WHAT NEEDS TO BE DONE:
Each line with the string "title" is to be copied from the records below.

LISTED RECORDS:
⟨

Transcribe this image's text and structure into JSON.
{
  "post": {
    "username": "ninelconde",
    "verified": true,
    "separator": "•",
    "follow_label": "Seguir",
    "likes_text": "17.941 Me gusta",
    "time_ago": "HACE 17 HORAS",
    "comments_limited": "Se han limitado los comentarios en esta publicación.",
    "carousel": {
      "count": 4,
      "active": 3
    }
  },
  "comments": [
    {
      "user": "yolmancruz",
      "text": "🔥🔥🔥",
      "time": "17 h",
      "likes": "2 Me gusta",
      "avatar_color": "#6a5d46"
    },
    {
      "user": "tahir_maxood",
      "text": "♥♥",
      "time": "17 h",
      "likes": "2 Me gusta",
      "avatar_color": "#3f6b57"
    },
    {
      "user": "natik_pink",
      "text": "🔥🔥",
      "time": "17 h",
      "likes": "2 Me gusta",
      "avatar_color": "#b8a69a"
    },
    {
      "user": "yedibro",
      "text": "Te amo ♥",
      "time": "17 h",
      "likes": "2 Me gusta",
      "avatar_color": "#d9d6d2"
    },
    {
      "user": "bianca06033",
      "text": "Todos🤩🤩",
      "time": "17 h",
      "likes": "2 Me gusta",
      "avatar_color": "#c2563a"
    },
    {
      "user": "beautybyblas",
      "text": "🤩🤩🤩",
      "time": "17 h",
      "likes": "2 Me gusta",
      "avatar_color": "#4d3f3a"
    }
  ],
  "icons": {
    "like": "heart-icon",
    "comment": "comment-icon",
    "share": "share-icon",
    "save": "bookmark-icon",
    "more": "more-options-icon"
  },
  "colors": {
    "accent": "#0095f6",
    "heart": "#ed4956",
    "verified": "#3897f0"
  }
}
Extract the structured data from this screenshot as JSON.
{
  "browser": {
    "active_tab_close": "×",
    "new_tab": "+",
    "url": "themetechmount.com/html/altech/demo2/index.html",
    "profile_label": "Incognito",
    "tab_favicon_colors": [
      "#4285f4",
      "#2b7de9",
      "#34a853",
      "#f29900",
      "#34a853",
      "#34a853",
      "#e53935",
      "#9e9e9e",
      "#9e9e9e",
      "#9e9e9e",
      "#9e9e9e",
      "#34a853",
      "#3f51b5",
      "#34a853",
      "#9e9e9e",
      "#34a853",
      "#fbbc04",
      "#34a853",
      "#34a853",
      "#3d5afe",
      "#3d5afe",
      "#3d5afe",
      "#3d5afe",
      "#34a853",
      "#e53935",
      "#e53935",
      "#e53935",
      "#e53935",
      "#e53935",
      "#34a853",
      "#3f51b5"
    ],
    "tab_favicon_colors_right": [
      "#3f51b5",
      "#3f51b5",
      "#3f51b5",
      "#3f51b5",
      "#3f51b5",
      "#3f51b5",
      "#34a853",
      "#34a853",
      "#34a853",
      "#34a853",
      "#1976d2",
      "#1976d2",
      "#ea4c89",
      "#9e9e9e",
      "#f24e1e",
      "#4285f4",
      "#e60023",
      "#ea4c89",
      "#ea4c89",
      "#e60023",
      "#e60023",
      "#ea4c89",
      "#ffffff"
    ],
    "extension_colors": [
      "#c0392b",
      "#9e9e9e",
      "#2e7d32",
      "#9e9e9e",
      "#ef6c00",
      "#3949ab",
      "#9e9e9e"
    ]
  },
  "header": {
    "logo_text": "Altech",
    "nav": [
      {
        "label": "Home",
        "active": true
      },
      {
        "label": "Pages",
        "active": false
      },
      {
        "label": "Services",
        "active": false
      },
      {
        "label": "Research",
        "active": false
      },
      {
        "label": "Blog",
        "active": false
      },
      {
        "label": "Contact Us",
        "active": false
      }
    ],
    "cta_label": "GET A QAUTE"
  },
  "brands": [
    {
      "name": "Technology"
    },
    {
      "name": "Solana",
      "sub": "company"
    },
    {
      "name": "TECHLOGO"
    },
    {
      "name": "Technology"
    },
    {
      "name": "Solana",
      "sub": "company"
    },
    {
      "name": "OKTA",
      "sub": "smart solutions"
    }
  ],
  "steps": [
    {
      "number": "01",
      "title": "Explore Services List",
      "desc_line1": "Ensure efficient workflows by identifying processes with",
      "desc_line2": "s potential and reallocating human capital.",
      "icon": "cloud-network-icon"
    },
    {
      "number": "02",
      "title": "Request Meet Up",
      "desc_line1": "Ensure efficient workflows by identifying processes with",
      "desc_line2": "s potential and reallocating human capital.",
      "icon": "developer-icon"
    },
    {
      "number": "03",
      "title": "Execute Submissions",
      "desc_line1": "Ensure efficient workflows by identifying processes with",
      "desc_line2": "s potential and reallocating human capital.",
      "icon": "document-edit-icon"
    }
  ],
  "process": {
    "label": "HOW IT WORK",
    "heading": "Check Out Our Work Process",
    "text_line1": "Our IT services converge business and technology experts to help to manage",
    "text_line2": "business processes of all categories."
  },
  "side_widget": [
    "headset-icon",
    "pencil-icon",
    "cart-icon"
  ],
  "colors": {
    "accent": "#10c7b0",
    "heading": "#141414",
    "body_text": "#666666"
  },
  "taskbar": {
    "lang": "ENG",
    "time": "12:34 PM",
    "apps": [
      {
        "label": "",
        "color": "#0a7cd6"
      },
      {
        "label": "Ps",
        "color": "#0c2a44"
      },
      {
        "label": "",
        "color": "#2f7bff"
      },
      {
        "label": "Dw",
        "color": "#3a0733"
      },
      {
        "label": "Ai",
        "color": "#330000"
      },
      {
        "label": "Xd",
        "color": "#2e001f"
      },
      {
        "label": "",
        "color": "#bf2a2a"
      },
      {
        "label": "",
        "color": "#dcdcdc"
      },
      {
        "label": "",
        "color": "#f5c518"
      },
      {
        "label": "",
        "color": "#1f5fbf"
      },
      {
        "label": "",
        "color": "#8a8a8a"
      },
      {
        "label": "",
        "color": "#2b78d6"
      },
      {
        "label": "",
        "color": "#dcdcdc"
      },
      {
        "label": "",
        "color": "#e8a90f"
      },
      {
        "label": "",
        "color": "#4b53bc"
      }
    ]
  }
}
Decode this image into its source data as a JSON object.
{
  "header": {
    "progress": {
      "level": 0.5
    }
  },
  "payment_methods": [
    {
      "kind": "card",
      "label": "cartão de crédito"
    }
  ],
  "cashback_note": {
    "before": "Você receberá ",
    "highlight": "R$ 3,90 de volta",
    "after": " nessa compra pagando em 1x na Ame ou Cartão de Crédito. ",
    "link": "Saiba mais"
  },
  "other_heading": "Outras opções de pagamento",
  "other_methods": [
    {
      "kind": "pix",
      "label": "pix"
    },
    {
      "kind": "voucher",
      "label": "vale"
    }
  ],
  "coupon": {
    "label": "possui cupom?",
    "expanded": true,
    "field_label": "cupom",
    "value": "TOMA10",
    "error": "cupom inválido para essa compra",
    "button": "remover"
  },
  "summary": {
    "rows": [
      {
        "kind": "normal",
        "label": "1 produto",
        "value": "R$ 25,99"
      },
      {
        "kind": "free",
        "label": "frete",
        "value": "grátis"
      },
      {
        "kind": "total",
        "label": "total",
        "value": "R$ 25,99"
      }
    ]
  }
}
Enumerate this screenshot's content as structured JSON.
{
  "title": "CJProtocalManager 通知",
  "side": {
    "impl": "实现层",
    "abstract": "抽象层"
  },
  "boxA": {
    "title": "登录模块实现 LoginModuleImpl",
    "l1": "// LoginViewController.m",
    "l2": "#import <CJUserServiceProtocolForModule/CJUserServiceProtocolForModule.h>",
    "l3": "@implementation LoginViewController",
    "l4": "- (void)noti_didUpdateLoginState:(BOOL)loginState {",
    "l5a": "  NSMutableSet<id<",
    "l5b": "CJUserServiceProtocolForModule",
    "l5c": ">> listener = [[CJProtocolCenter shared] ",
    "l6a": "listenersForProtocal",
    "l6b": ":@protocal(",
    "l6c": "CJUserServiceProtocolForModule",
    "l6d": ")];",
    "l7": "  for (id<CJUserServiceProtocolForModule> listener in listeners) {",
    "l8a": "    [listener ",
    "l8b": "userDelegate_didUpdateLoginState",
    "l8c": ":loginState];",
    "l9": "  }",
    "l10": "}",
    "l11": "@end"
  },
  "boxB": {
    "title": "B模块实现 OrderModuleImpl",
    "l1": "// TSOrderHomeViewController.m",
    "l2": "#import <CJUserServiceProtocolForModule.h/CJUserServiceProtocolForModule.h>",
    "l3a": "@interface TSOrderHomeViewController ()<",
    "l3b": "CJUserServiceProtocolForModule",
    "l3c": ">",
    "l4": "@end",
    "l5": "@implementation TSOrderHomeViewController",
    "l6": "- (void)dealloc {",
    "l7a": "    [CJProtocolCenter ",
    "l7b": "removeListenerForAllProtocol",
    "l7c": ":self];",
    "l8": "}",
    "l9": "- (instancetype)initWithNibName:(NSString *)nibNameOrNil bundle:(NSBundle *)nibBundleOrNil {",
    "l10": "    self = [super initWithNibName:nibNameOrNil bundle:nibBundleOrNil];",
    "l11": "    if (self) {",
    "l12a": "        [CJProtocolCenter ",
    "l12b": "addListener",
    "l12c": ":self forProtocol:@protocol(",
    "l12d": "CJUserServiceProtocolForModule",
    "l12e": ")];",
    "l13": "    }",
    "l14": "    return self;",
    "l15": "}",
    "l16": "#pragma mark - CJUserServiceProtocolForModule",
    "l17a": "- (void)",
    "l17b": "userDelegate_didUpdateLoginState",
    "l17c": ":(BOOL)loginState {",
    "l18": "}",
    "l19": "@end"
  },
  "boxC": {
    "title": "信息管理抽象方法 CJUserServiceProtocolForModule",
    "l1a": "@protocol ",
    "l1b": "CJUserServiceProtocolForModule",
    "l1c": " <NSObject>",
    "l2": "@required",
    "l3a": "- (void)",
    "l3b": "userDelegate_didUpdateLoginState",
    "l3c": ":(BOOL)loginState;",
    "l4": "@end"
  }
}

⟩

ANSWER SECTION:
      "title": "Explore Services List",
      "title": "Request Meet Up",
      "title": "Execute Submissions",
  "title": "CJProtocalManager 通知",
    "title": "登录模块实现 LoginModuleImpl",
    "title": "B模块实现 OrderModuleImpl",
    "title": "信息管理抽象方法 CJUserServiceProtocolForModule",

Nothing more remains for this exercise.